SUPPORT is growing for a challenge to the Uniting Church’s sale of three Ballarat churches to pay off millions of dollars worth of debt.
Uniting Church parishioner Joan Chambers handed a submission to state Attorney-General Robert Clark last week to try and seek ways to block the sale.
In her submission, Ms Chambers asked that Mr Clark appoint an administrator to investigate the church’s finances and investigate the legality of its actions.
It comes as the congregation of St Stephen’s church in Williamstown filed a lawsuit to try and block the sale of the 130 year-old building.
Ms Chambers said she was hoping to speak to retired County Court judge Ross Howie, who is leading the lawsuit, about whether it would apply to the Ballarat sale.
Mr Howie is reported to be challenging the Williamstown sale on the grounds it failed to observe the ‘’rules of natural justice’’.
The Uniting Church has put 56 properties from across the state on the auction block to clear a $37 million debt incurred after the collapse of Acacia College last year.
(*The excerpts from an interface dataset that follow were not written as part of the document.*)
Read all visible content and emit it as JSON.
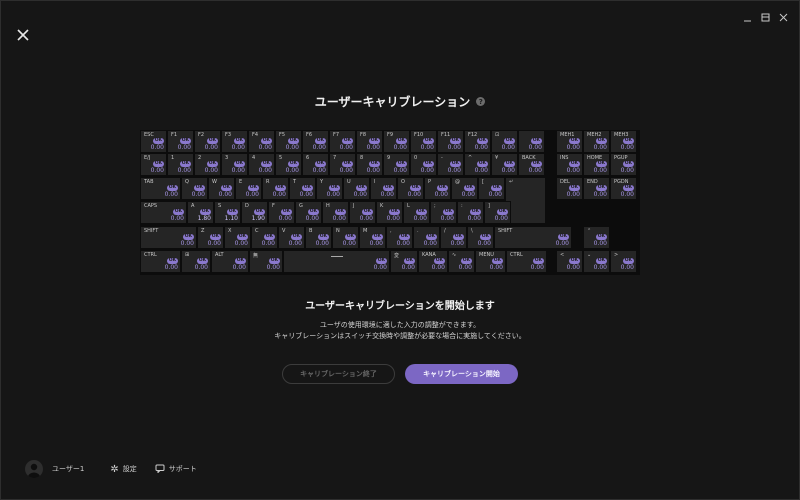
{
  "title": "ユーザーキャリブレーション",
  "heading": "ユーザーキャリブレーションを開始します",
  "desc_line1": "ユーザの使用環境に適した入力の調整ができます。",
  "desc_line2": "キャリブレーションはスイッチ交換時や調整が必要な場合に実施してください。",
  "btn_end": "キャリブレーション終了",
  "btn_start": "キャリブレーション開始",
  "user": "ユーザー1",
  "settings": "設定",
  "support": "サポート",
  "badge": "OK",
  "colors": {
    "accent": "#7c67c4",
    "badge": "#8a78cd",
    "value": "#a494e3"
  },
  "keyboard": {
    "rows": [
      [
        {
          "l": "ESC",
          "v": "0.00"
        },
        {
          "l": "F1",
          "v": "0.00"
        },
        {
          "l": "F2",
          "v": "0.00"
        },
        {
          "l": "F3",
          "v": "0.00"
        },
        {
          "l": "F4",
          "v": "0.00"
        },
        {
          "l": "F5",
          "v": "0.00"
        },
        {
          "l": "F6",
          "v": "0.00"
        },
        {
          "l": "F7",
          "v": "0.00"
        },
        {
          "l": "F8",
          "v": "0.00"
        },
        {
          "l": "F9",
          "v": "0.00"
        },
        {
          "l": "F10",
          "v": "0.00"
        },
        {
          "l": "F11",
          "v": "0.00"
        },
        {
          "l": "F12",
          "v": "0.00"
        },
        {
          "l": "⊡",
          "v": "0.00"
        },
        {
          "l": "",
          "v": "0.00"
        },
        {
          "l": "MEH1",
          "v": "0.00"
        },
        {
          "l": "MEH2",
          "v": "0.00"
        },
        {
          "l": "MEH3",
          "v": "0.00"
        }
      ],
      [
        {
          "l": "E/J",
          "v": "0.00"
        },
        {
          "l": "1",
          "v": "0.00"
        },
        {
          "l": "2",
          "v": "0.00"
        },
        {
          "l": "3",
          "v": "0.00"
        },
        {
          "l": "4",
          "v": "0.00"
        },
        {
          "l": "5",
          "v": "0.00"
        },
        {
          "l": "6",
          "v": "0.00"
        },
        {
          "l": "7",
          "v": "0.00"
        },
        {
          "l": "8",
          "v": "0.00"
        },
        {
          "l": "9",
          "v": "0.00"
        },
        {
          "l": "0",
          "v": "0.00"
        },
        {
          "l": "-",
          "v": "0.00"
        },
        {
          "l": "^",
          "v": "0.00"
        },
        {
          "l": "¥",
          "v": "0.00"
        },
        {
          "l": "BACK",
          "v": "0.00"
        },
        {
          "l": "INS",
          "v": "0.00"
        },
        {
          "l": "HOME",
          "v": "0.00"
        },
        {
          "l": "PGUP",
          "v": "0.00"
        }
      ],
      [
        {
          "l": "TAB",
          "v": "0.00"
        },
        {
          "l": "Q",
          "v": "0.00"
        },
        {
          "l": "W",
          "v": "0.00"
        },
        {
          "l": "E",
          "v": "0.00"
        },
        {
          "l": "R",
          "v": "0.00"
        },
        {
          "l": "T",
          "v": "0.00"
        },
        {
          "l": "Y",
          "v": "0.00"
        },
        {
          "l": "U",
          "v": "0.00"
        },
        {
          "l": "I",
          "v": "0.00"
        },
        {
          "l": "O",
          "v": "0.00"
        },
        {
          "l": "P",
          "v": "0.00"
        },
        {
          "l": "@",
          "v": "0.00"
        },
        {
          "l": "[",
          "v": "0.00"
        },
        {
          "l": "↵",
          "v": ""
        },
        {
          "l": "DEL",
          "v": "0.00"
        },
        {
          "l": "END",
          "v": "0.00"
        },
        {
          "l": "PGDN",
          "v": "0.00"
        }
      ],
      [
        {
          "l": "CAPS",
          "v": "0.00"
        },
        {
          "l": "A",
          "v": "1.80"
        },
        {
          "l": "S",
          "v": "1.10"
        },
        {
          "l": "D",
          "v": "1.90"
        },
        {
          "l": "F",
          "v": "0.00"
        },
        {
          "l": "G",
          "v": "0.00"
        },
        {
          "l": "H",
          "v": "0.00"
        },
        {
          "l": "J",
          "v": "0.00"
        },
        {
          "l": "K",
          "v": "0.00"
        },
        {
          "l": "L",
          "v": "0.00"
        },
        {
          "l": ";",
          "v": "0.00"
        },
        {
          "l": ":",
          "v": "0.00"
        },
        {
          "l": "]",
          "v": "0.00"
        }
      ],
      [
        {
          "l": "SHIFT",
          "v": "0.00"
        },
        {
          "l": "Z",
          "v": "0.00"
        },
        {
          "l": "X",
          "v": "0.00"
        },
        {
          "l": "C",
          "v": "0.00"
        },
        {
          "l": "V",
          "v": "0.00"
        },
        {
          "l": "B",
          "v": "0.00"
        },
        {
          "l": "N",
          "v": "0.00"
        },
        {
          "l": "M",
          "v": "0.00"
        },
        {
          "l": ",",
          "v": "0.00"
        },
        {
          "l": ".",
          "v": "0.00"
        },
        {
          "l": "/",
          "v": "0.00"
        },
        {
          "l": "\\",
          "v": "0.00"
        },
        {
          "l": "SHIFT",
          "v": "0.00"
        },
        {
          "l": "⌃",
          "v": "0.00"
        }
      ],
      [
        {
          "l": "CTRL",
          "v": "0.00"
        },
        {
          "l": "⊞",
          "v": "0.00"
        },
        {
          "l": "ALT",
          "v": "0.00"
        },
        {
          "l": "無",
          "v": "0.00"
        },
        {
          "l": "",
          "v": "0.00"
        },
        {
          "l": "変",
          "v": "0.00"
        },
        {
          "l": "KANA",
          "v": "0.00"
        },
        {
          "l": "∿",
          "v": "0.00"
        },
        {
          "l": "MENU",
          "v": "0.00"
        },
        {
          "l": "CTRL",
          "v": "0.00"
        },
        {
          "l": "<",
          "v": "0.00"
        },
        {
          "l": "⌄",
          "v": "0.00"
        },
        {
          "l": ">",
          "v": "0.00"
        }
      ]
    ]
  }
}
Ms Chambers said she had been overwhelmed by the support she had received since first raising the issue earlier this month.
“I can’t believe it. People have been ringing up from wherever they are because they’re feeling so shocked,” she said.
“I didn’t realise so many others didn’t know it was going on. They felt helpless.”
Ms Chambers said while she could not afford any legal action, she still felt she had to do something to try and save the three buildings.
“I can’t assure them I can do anything. But I’m going to keep trying until my last breath,” she said.
The Uniting Church has acknowledged the sale “will cause upheaval and upset for some across our community”, but believes it is necessary to maintain the church’s future.